In Europe, home health care is practiced differently around the region. Because of this, evidence about the appropriateness and effectiveness of home care is diverse and complex, making it difficult to gather and analyze data to make informed decisions. Improvements in public health to identify noncommunicable diseases have contributed to the demand for home care, especially for treatment of mental illness, dementia, and Alzheimer’s disease, and chronic illnesses more people are living with such as diabetes, heart disease, respiratory disease, stroke, and cancer. According to the World Health Organization (WHO), with the appropriate and targeted support, these illnesses could be effectively and efficiently taken care of at home.11

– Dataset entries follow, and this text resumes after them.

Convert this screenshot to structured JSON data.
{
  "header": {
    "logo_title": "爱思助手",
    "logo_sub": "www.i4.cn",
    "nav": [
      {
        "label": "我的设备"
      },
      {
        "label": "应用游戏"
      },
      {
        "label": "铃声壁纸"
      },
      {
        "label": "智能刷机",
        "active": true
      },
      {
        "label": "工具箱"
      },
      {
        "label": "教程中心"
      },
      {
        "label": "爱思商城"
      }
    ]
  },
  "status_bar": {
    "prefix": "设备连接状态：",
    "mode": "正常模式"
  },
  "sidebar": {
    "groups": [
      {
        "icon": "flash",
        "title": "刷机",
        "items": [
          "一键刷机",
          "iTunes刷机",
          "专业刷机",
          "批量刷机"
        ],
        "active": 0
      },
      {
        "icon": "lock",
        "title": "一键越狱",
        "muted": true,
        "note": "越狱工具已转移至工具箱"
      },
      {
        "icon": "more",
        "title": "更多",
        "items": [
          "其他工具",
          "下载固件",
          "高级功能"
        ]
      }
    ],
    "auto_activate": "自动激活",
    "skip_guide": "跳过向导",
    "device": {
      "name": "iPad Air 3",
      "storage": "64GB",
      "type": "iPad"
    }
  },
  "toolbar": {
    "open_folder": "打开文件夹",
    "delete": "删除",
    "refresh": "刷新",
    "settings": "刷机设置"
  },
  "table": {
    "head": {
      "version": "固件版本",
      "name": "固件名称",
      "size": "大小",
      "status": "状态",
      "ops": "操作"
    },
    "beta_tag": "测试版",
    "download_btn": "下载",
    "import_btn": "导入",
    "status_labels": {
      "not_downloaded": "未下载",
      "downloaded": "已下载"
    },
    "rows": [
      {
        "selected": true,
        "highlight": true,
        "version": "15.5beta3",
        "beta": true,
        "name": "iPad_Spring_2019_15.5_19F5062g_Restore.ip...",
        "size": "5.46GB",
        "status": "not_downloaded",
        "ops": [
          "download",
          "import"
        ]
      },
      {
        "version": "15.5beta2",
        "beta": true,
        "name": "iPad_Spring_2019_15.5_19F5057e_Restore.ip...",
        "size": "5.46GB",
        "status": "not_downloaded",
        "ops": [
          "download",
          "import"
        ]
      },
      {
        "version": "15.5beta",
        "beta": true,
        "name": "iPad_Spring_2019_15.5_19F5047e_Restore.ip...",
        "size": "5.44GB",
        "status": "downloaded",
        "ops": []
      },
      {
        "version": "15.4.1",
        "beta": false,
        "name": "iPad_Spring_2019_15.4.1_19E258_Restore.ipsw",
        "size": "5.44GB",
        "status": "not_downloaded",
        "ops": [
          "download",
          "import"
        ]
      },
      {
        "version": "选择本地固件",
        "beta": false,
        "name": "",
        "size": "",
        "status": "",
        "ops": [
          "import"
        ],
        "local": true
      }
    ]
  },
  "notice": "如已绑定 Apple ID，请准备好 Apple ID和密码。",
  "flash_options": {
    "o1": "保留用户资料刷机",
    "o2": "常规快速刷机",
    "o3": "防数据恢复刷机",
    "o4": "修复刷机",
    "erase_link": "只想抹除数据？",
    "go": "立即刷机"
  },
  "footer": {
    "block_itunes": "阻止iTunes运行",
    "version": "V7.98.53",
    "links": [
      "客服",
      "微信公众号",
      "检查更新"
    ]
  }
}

Home health care in France had an early start but is limited in its development. Since 1957, when home health care was an experiment to reduce the pressure on hospital beds, it has been an option, but mostly considered secondary rather than an alternative to hospitalization.12 Patients with mental illness, infectious diseases, and chronic respiratory or renal failure are not eligible for hospitalization at home. However, 60 percent of all elderly people utilize home care services either through a nurse’s aide or household help. In France, patients have direct access to national funding authorities and some control over service delivery.
In Ireland, boarding-out has been explored. Patients are placed with nonrelatives in private homes. The client and the state split the costs. However, most of their elder home care is focused on formal and informal care, but needs regulation and a framework to govern key areas of access, financing, and quality.
Demographics in Japan suggests that by 2014, the increase in the older population will reach 32 million (25 percent of the total population), creating a tremendous market for long-term care design services. In Japan today, 16 percent of the population is 65 or older, but more than 50 percent of all health-care dollars are spent on these older Japanese.13 For this reason, the government already provides preferential interest rate...

Table of contents

Citation styles for Design Details for Health
APA 6 Citation
Leibrock, C., & Harris, D. (2011). Design Details for Health (2nd ed.). Wiley. Retrieved from (Original work published 2011)
Chicago Citation
Leibrock, Cynthia, and Debra Harris. (2011) 2011. Design Details for Health. 2nd ed. Wiley.
Harvard Citation
Leibrock, C. and Harris, D. (2011) Design Details for Health. 2nd edn. Wiley. Available at: (Accessed: 14 October 2022).
MLA 7 Citation
Leibrock, Cynthia, and Debra Harris. Design Details for Health. 2nd ed. Wiley, 2011. Web. 14 Oct. 2022.